6) [v.s. ...] a [particular] mixed caste, [Vasiṣṭha] (either ‘a Vaidehaka who sews and dyes clothes’, or ‘a Māgadha who lives as a messenger’ [cf. Lexicographers, esp. such as amarasiṃha, halāyudha, hemacandra, etc.])
7) [v.s. ...] Name of Rāma Rāghava, [Agni-purāṇa]
8) [v.s. ...] of a mountain, [Mahābhārata]Source: Cologne Digital Sanskrit Dictionaries: Yates Sanskrit-English Dictionary
Ramaka (रमक):—(kaḥ) 1. m. A lover.
[Sanskrit to German]
Sanskrit, also spelled संस्कृतम् (saṃskṛtam), is an ancient language of India commonly seen as the grandmother of the Indo-European language family (even English!). Closely allied with Prakrit and Pali, Sanskrit is more exhaustive in both grammar and terms and has the most extensive collection of literature in the world, greatly surpassing its sister-languages Greek and Latin.
Hindi dictionarySource: DDSA: A practical Hindi-English dictionary
Ramaka (रमक) [Also spelled ramak]:—(nf) whim, caprice; swing; ~[kī] whimsical, capricious.
See also (Relevant definitions)
Starts with (+10): Ramakaksha, Ramakali, Ramakalpa, Ramakalpadruma, Ramakam, Ramakana, Ramakanda, Ramakanta, Ramakanta cakravartin, Ramakanta vacaspati, Ramakanta vidyavagisha, Ramakantatanaya, Ramakantha, Ramakanthashiva, Ramakanthi, Ramakanti, Ramakari, Ramakarnamrita, Ramakarpura, Ramakarpuraka.
Ends with (+18): Akramaka, Ardhabhramaka, Asamkramaka, Atikramaka, Baramaka, Bheribhramaka, Bhramaka, Cittabhramaka, Dilaramaka, Dramaka, Dronagramaka, Gandagramaka, Gramaka, Kalatikramaka, Kolitagramaka, Kramaka, Kushigramaka, Kushthagramaka, Kutagramaka, Kutigramaka.

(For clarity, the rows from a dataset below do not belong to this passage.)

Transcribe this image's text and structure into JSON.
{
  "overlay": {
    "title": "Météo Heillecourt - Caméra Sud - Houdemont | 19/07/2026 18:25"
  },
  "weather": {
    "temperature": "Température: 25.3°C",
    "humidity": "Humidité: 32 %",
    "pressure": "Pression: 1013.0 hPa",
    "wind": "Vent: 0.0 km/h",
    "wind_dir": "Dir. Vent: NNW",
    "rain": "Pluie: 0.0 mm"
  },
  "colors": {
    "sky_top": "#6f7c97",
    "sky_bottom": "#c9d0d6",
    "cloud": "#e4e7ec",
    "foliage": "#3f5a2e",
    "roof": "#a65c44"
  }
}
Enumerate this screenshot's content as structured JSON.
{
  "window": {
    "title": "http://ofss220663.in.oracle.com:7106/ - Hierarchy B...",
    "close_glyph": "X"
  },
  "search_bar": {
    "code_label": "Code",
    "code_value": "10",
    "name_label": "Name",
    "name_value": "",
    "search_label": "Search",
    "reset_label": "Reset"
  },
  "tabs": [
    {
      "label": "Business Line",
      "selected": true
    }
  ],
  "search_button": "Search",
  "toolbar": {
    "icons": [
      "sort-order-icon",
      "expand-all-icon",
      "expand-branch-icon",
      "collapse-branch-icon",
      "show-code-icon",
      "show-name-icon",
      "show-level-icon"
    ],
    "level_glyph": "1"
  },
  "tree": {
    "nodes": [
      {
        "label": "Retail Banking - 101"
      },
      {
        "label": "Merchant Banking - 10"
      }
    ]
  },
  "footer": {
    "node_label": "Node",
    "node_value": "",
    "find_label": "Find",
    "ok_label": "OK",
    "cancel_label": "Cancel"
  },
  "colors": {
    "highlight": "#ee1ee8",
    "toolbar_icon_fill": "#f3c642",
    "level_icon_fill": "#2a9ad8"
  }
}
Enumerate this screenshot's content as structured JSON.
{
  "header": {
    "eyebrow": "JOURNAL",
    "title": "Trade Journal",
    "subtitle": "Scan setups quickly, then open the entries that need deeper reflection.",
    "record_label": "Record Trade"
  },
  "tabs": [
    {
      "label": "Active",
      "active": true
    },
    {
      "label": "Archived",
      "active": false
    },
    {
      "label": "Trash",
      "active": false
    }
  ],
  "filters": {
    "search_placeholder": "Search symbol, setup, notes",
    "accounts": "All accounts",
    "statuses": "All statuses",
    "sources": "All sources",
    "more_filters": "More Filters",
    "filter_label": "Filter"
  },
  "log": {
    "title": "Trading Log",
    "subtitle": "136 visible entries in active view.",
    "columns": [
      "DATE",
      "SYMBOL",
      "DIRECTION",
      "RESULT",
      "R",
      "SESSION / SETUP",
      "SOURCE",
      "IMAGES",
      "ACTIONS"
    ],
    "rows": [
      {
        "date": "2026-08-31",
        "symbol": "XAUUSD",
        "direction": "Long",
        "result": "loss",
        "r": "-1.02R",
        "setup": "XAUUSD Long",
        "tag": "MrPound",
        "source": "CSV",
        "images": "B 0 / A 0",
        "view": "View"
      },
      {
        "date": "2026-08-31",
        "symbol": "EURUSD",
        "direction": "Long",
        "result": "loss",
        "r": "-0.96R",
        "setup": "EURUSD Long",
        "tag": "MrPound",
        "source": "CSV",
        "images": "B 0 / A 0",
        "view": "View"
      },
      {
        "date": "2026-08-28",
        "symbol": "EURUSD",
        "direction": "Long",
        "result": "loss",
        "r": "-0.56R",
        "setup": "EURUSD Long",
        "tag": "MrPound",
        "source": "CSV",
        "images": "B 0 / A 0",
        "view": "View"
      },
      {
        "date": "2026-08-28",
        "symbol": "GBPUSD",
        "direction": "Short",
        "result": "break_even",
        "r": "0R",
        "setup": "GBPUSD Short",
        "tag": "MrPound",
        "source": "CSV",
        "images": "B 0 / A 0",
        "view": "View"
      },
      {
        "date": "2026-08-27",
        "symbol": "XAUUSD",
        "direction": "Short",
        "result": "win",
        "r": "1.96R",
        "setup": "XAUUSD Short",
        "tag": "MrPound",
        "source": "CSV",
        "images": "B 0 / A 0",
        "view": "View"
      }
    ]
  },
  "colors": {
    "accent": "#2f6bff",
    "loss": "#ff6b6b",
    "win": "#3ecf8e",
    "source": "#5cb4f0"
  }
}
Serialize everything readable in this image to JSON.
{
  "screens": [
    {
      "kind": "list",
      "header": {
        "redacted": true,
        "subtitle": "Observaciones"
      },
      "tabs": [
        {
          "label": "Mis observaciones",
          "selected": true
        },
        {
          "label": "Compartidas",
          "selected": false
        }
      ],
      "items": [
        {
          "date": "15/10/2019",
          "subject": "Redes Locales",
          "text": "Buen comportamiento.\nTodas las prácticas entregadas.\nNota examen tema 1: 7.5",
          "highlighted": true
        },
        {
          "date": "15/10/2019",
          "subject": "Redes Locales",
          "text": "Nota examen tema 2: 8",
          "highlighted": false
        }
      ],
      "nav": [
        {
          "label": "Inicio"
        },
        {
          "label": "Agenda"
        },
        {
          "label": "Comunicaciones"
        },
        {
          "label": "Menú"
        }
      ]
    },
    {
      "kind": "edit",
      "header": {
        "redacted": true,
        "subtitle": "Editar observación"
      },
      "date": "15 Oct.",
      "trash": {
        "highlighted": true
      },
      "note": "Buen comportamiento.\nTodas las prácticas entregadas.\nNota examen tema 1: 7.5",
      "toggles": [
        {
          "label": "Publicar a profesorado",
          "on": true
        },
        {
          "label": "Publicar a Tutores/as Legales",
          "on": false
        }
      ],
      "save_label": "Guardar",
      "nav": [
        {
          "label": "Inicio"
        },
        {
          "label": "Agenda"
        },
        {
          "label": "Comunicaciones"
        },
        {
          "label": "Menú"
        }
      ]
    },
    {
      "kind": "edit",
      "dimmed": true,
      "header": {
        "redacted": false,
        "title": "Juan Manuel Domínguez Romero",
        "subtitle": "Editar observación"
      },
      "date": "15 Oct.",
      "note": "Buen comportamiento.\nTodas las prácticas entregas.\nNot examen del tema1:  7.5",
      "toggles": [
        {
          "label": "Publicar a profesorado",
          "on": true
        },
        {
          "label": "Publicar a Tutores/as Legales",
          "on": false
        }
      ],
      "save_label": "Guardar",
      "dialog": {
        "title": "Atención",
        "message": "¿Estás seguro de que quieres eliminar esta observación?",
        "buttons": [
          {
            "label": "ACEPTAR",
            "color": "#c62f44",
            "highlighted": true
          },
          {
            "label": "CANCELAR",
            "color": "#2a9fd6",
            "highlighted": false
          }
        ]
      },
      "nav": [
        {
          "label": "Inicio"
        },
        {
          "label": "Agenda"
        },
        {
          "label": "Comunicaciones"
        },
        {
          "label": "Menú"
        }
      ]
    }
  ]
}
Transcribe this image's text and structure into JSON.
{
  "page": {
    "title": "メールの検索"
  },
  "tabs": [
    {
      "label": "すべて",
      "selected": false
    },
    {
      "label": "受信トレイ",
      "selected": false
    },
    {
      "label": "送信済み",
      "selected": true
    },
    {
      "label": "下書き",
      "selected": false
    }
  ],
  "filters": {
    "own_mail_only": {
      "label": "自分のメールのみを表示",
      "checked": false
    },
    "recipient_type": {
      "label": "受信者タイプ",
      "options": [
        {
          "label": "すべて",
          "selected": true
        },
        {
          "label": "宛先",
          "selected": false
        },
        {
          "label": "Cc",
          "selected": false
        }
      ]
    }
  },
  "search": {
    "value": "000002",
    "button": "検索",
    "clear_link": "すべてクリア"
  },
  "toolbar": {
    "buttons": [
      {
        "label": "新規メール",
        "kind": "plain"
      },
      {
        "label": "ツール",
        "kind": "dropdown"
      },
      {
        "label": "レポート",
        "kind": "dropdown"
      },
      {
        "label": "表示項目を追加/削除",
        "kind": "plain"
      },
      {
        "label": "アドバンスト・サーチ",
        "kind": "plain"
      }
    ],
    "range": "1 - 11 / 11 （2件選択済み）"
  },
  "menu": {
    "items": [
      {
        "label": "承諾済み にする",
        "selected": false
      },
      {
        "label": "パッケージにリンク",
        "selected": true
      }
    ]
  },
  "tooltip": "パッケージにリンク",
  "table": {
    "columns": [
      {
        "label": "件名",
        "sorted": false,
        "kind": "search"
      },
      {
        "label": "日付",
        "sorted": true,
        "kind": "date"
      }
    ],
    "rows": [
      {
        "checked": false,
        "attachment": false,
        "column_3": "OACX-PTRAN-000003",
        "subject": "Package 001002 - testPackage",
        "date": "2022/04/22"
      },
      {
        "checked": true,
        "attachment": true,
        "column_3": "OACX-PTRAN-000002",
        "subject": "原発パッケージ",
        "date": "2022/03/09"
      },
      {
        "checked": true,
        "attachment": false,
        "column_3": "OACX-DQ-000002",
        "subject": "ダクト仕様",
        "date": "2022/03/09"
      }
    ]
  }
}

Search found 6 books and stories containing Ramaka, Rāmaka; (plurals include: Ramakas, Rāmakas). You can also click to the full overview containing English textual excerpts. Below are direct links for the most relevant articles:
List of Mahabharata people and places (by Laxman Burdak)
Vasistha Dharmasutra (by Georg Bühler)
Mahabharata (English) (by Kisari Mohan Ganguli)
Manusmriti with the Commentary of Medhatithi (by Ganganatha Jha)
List of Mahabharata tribes (by Laxman Burdak)
The Skanda Purana (by G. V. Tagare)